Input data Start Marker

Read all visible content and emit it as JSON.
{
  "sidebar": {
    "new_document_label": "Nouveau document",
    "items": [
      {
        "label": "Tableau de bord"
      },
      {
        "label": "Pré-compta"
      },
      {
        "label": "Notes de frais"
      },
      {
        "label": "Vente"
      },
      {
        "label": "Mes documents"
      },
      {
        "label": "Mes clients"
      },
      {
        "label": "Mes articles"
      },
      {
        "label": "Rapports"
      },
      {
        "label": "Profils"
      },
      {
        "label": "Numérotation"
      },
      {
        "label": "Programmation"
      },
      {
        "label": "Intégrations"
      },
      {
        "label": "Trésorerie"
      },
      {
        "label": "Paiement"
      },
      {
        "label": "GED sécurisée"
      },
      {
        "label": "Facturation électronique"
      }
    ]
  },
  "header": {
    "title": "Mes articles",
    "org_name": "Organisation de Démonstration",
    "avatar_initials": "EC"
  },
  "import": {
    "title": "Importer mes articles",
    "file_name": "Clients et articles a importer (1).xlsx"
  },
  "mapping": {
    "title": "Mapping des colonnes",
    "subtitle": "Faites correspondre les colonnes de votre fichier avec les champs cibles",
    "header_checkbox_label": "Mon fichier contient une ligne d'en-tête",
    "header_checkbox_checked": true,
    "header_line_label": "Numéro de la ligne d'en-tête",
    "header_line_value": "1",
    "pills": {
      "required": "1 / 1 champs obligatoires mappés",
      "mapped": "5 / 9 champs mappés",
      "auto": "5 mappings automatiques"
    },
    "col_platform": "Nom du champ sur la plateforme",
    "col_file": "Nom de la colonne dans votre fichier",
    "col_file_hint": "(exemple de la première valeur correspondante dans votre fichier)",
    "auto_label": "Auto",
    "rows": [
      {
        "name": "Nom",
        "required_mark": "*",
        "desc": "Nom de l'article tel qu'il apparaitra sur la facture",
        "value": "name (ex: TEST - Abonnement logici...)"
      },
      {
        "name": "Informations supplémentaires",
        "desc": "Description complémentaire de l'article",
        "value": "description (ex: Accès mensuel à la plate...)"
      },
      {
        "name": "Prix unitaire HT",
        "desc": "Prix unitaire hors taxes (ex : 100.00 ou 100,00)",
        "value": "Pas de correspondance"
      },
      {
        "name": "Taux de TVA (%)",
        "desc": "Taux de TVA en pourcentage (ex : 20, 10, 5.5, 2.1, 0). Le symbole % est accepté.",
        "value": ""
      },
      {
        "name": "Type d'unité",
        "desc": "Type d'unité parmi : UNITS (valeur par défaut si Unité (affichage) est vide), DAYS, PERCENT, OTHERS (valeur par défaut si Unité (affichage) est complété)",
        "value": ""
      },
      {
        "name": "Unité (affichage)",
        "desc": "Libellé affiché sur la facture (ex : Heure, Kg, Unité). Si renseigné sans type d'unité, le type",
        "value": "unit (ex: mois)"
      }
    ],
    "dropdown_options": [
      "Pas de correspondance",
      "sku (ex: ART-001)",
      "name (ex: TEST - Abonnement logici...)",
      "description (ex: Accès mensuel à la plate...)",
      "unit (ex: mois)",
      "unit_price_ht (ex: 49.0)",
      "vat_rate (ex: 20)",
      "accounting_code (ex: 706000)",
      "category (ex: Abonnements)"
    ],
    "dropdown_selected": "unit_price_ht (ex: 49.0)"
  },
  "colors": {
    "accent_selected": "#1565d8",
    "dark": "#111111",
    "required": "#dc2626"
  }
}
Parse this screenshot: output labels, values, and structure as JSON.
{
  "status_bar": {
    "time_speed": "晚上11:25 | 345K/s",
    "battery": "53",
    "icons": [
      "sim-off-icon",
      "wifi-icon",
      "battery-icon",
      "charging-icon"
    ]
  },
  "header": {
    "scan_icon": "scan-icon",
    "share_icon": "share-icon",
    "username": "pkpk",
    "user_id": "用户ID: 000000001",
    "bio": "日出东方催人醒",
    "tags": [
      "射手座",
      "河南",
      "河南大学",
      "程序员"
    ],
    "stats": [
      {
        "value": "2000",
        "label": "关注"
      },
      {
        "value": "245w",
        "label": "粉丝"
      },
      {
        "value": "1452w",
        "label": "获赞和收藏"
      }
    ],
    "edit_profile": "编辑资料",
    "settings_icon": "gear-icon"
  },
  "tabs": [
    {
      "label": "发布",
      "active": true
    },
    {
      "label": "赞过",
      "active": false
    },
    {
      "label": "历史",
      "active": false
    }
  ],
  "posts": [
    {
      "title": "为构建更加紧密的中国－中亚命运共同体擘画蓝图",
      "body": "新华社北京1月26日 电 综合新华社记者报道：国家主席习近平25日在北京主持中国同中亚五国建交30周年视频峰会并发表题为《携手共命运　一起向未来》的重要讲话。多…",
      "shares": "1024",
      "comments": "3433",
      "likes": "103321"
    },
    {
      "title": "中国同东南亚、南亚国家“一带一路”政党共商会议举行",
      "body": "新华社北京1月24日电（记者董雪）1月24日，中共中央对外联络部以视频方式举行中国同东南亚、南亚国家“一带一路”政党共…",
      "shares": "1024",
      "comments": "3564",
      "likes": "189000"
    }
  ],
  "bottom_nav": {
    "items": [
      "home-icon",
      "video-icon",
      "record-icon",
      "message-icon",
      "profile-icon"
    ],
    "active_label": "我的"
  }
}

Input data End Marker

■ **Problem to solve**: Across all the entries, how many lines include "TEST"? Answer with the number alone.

■ **Output of the exercise**: 2